by Travis Mateer
Why does Mayor Engen not trust former County Commissioner and current WMMHC Board President, Jean Curtiss? Because that is essentially what city officials are saying after WMMHC told the city its offer for the Bridge Apartments wasn’t good enough.
Here’s Curtiss explaining the decision:
“The board reviewed the initial offers and is in negotiation with the person with what we considered the best offer,” said Board President Jean Curtiss. “Our hope and goal is to have an offer that will give Western the opportunity to reinvest in our providing of behavioral health services within this community and others in Western Montana, and resulting in an ownership that will continue to provide affordable housing for the people who live there.”
I added the emphasis because continuing to provide affordable housing for the people who live there is the whole point, right? So, if a former County Commissioner is claiming that the housing will continue to be affordable for the tenants, then what’s the problem?
The problem, as you read further, is that Mayor Engen and his cronies lack CERTAINTY because WMMHC isn’t providing them with the kind of information that would guarantee quality political optics for his reelection effort.
And that has “the city” concerned:
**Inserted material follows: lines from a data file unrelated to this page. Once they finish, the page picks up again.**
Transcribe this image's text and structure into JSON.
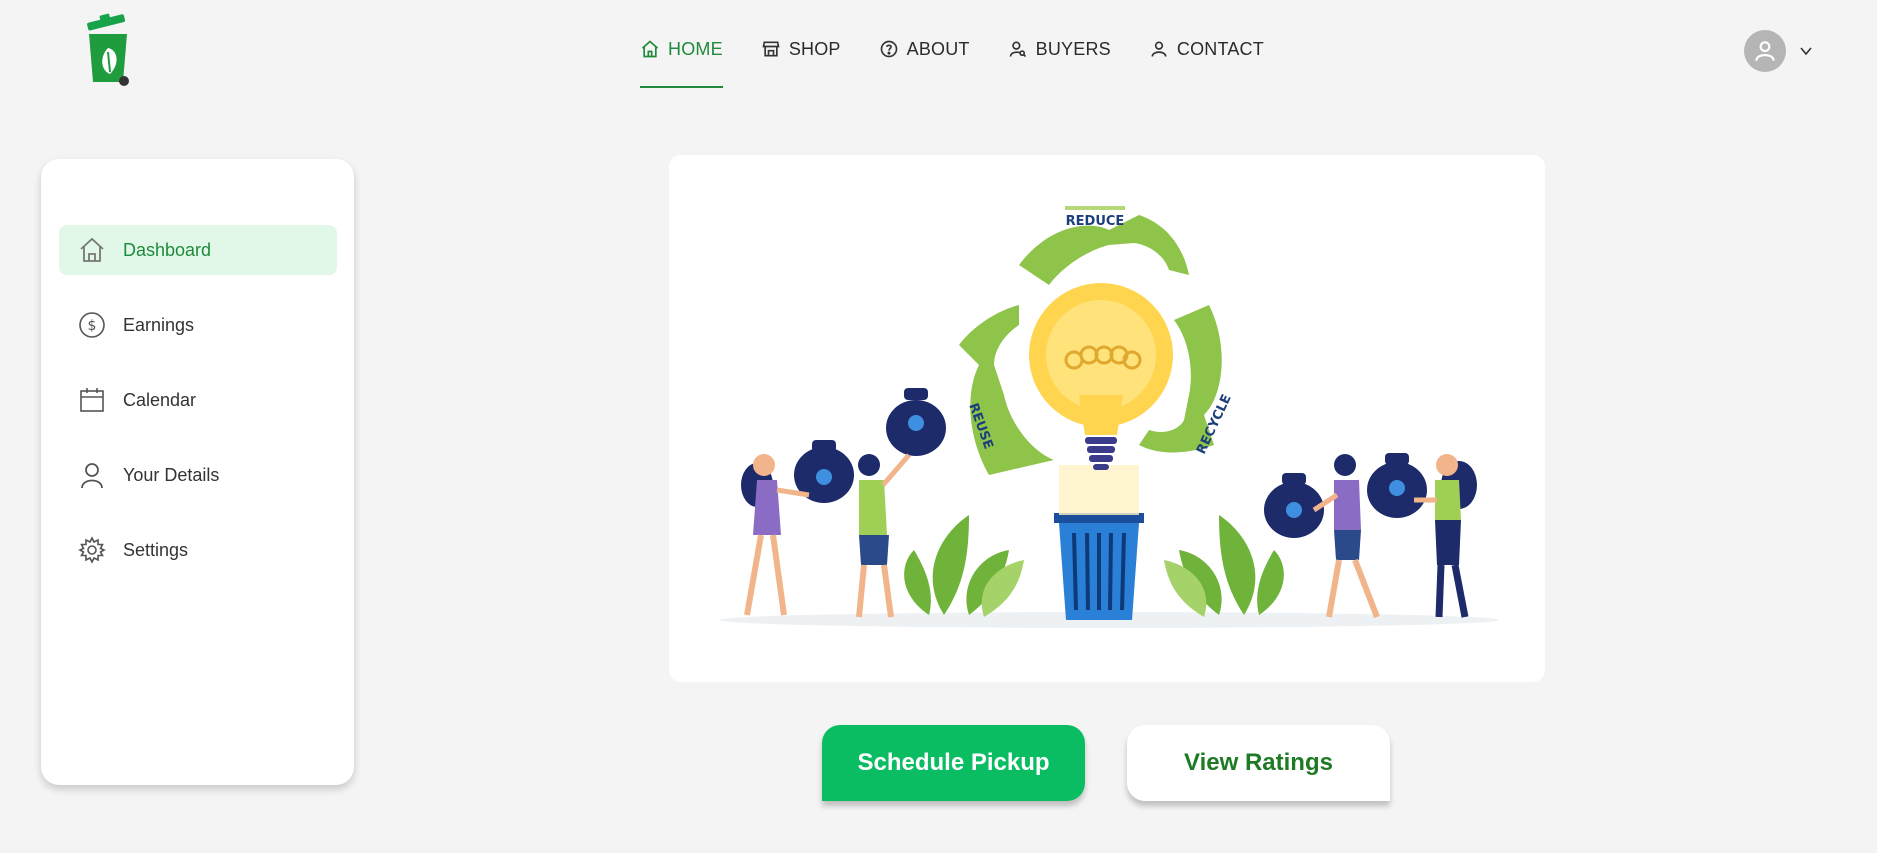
{
  "brand": {
    "logo_icon": "green-trash-bin-leaf-logo",
    "brand_color": "#1f8a3b"
  },
  "nav": {
    "items": [
      {
        "label": "HOME",
        "icon": "home-icon",
        "active": true
      },
      {
        "label": "SHOP",
        "icon": "store-icon",
        "active": false
      },
      {
        "label": "ABOUT",
        "icon": "help-circle-icon",
        "active": false
      },
      {
        "label": "BUYERS",
        "icon": "user-search-icon",
        "active": false
      },
      {
        "label": "CONTACT",
        "icon": "user-icon",
        "active": false
      }
    ]
  },
  "profile": {
    "avatar_icon": "user-avatar-icon",
    "menu_icon": "chevron-down-icon"
  },
  "sidebar": {
    "items": [
      {
        "label": "Dashboard",
        "icon": "home-icon",
        "active": true
      },
      {
        "label": "Earnings",
        "icon": "dollar-circle-icon",
        "active": false
      },
      {
        "label": "Calendar",
        "icon": "calendar-icon",
        "active": false
      },
      {
        "label": "Your Details",
        "icon": "user-icon",
        "active": false
      },
      {
        "label": "Settings",
        "icon": "gear-icon",
        "active": false
      }
    ]
  },
  "hero": {
    "labels": {
      "reduce": "REDUCE",
      "reuse": "REUSE",
      "recycle": "RECYCLE"
    }
  },
  "actions": {
    "primary_label": "Schedule Pickup",
    "secondary_label": "View Ratings"
  },
  "colors": {
    "accent": "#0bbd62",
    "active_bg": "#e1f8e8",
    "page_bg": "#f4f4f4"
  }
}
While Western Montana said it’s seeking surety in its agreement with its chosen buyer that it will keep the 20 residents housed at an affordable rate, the lack of certainty has the city concerned.
Missoula Mayor John Engen on Tuesday said the city made a full-price offer last week and responded with a counter offer on Friday.
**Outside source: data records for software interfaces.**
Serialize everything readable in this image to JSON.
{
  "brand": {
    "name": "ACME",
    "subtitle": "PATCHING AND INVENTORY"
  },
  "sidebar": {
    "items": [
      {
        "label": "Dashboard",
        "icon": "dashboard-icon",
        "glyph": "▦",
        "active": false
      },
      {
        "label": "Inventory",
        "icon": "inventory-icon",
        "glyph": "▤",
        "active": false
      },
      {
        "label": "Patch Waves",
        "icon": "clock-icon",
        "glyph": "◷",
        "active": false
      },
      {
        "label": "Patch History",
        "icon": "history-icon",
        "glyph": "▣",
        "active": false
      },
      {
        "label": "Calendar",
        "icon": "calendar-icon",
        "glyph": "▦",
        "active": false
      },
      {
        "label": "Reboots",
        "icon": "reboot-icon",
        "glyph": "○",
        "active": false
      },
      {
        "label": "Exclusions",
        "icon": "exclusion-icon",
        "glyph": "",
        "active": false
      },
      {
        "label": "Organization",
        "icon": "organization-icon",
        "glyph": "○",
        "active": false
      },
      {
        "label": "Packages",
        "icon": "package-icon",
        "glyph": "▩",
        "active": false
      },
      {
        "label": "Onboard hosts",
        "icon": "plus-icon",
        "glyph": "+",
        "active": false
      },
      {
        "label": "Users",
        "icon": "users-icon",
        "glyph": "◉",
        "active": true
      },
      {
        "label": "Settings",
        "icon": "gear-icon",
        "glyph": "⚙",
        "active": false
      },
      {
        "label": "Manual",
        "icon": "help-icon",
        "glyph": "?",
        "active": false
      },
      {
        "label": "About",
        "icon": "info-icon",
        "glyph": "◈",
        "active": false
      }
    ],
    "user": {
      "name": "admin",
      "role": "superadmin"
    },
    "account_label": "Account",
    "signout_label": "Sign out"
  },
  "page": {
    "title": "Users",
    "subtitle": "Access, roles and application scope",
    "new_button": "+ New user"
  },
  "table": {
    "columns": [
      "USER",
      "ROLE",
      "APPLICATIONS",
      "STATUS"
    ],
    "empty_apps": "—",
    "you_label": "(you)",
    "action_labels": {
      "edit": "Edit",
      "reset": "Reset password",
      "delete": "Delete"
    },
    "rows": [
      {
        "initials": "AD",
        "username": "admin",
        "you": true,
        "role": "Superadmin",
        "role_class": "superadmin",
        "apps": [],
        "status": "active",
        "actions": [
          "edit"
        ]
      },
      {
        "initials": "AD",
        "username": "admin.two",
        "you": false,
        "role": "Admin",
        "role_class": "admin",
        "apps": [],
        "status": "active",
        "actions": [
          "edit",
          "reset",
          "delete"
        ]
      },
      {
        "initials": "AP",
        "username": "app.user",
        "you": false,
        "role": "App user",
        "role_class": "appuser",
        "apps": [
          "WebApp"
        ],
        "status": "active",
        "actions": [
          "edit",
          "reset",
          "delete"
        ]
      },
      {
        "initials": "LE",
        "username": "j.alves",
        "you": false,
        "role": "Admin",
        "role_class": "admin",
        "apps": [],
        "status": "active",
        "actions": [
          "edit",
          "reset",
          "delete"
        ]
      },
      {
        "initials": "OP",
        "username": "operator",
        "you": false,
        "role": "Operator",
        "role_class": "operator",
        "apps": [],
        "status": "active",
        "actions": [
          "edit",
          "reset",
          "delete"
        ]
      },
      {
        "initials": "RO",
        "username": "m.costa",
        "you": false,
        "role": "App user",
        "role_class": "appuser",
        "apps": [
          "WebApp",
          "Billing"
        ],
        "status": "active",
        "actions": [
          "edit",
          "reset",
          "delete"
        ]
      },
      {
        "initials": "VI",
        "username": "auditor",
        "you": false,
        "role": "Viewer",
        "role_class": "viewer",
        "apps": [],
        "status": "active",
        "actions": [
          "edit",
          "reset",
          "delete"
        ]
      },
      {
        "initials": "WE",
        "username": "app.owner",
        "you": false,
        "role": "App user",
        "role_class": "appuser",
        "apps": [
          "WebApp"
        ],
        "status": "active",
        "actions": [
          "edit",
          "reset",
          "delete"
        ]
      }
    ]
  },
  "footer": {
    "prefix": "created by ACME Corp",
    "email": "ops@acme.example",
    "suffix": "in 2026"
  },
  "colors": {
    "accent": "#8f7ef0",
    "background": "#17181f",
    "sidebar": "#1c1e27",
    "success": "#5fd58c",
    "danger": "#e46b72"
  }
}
“We were very surprised to hear from our realtor that our offer had been rejected, because we believe the city is in the best position to keep residents housed,” Engen said. “We do not know who the buyer is because Western has not told us. We also don’t know why our offer was rejected or not subject to another counter-offer. We’ve been assured that Western’s goal is to perpetuate the current use of the Bridge, but without knowing who the buyer is, we are concerned.”
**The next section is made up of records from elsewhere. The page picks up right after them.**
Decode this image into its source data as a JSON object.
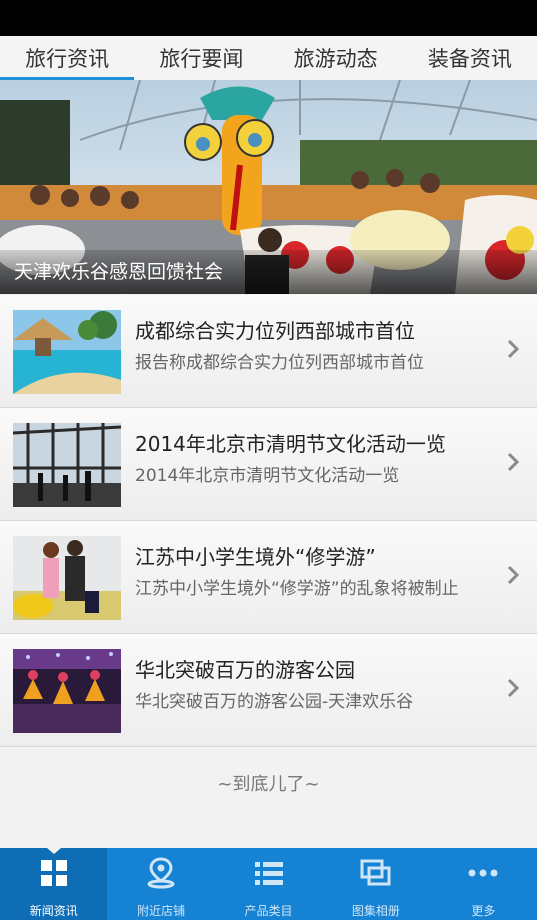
{
  "tabs": [
    {
      "label": "旅行资讯",
      "active": true
    },
    {
      "label": "旅行要闻",
      "active": false
    },
    {
      "label": "旅游动态",
      "active": false
    },
    {
      "label": "装备资讯",
      "active": false
    }
  ],
  "hero": {
    "caption": "天津欢乐谷感恩回馈社会"
  },
  "articles": [
    {
      "title": "成都综合实力位列西部城市首位",
      "desc": "报告称成都综合实力位列西部城市首位"
    },
    {
      "title": "2014年北京市清明节文化活动一览",
      "desc": "2014年北京市清明节文化活动一览"
    },
    {
      "title": "江苏中小学生境外“修学游”",
      "desc": "江苏中小学生境外“修学游”的乱象将被制止"
    },
    {
      "title": "华北突破百万的游客公园",
      "desc": "华北突破百万的游客公园-天津欢乐谷"
    }
  ],
  "end_text": "~到底儿了~",
  "bottom_nav": [
    {
      "label": "新闻资讯",
      "icon": "grid-icon",
      "active": true
    },
    {
      "label": "附近店铺",
      "icon": "location-pin-icon",
      "active": false
    },
    {
      "label": "产品类目",
      "icon": "list-icon",
      "active": false
    },
    {
      "label": "图集相册",
      "icon": "gallery-icon",
      "active": false
    },
    {
      "label": "更多",
      "icon": "more-dots-icon",
      "active": false
    }
  ],
  "colors": {
    "accent": "#1e90d6",
    "nav_bg": "#1582d4",
    "nav_active_bg": "#0f6db5",
    "status_bar": "#000000"
  }
}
This “concern” from Engen is even more curious when you realize that Jean Curtiss worked very closely with Engen in 2012 to develop Reaching Home, Missoula’s 10 year plan to end homelessness. All you have to do is go to the city website and see who signed off on the plan.
Here’s a screen shot:
Nine years ago, John Engen and Jean Curtiss were on the same page, working to put housing first for ALL Montanans.
Now, they aren’t even speaking to each other as more low-income Montanans wonder if they will be the next victims of Missoula’s gentrification on steroids.
What is REALLY going on behind the scenes of this negotiation? If I can find out, you’ll read it here first.
Thanks for reading.